▸ **MATERIALS PROVIDED**
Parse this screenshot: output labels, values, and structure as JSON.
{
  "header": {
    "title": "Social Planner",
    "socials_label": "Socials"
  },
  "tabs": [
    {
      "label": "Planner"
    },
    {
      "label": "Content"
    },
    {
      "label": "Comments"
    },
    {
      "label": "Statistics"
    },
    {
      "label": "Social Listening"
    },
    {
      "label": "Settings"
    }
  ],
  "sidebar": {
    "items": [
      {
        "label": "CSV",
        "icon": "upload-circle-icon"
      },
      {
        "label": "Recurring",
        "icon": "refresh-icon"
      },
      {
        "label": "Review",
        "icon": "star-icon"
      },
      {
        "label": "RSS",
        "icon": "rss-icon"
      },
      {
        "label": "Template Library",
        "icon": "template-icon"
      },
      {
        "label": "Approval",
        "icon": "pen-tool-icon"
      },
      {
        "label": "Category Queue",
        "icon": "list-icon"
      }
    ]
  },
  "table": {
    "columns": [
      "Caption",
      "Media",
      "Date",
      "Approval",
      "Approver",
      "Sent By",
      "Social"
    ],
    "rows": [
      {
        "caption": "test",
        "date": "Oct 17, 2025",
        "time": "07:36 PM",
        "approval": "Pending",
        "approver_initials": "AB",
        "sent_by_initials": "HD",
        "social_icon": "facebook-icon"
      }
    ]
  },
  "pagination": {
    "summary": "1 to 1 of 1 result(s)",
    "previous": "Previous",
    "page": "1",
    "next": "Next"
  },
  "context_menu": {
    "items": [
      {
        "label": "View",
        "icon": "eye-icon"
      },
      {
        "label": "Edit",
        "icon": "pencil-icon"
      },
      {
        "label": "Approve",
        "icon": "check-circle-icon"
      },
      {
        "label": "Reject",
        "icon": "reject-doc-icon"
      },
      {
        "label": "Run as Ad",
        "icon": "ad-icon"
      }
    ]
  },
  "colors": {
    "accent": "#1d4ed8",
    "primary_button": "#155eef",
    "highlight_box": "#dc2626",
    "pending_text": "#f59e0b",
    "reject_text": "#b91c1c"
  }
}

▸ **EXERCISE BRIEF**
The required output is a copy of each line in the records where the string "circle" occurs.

▸ **TASK RESPONSE**
        "icon": "upload-circle-icon"
        "icon": "check-circle-icon"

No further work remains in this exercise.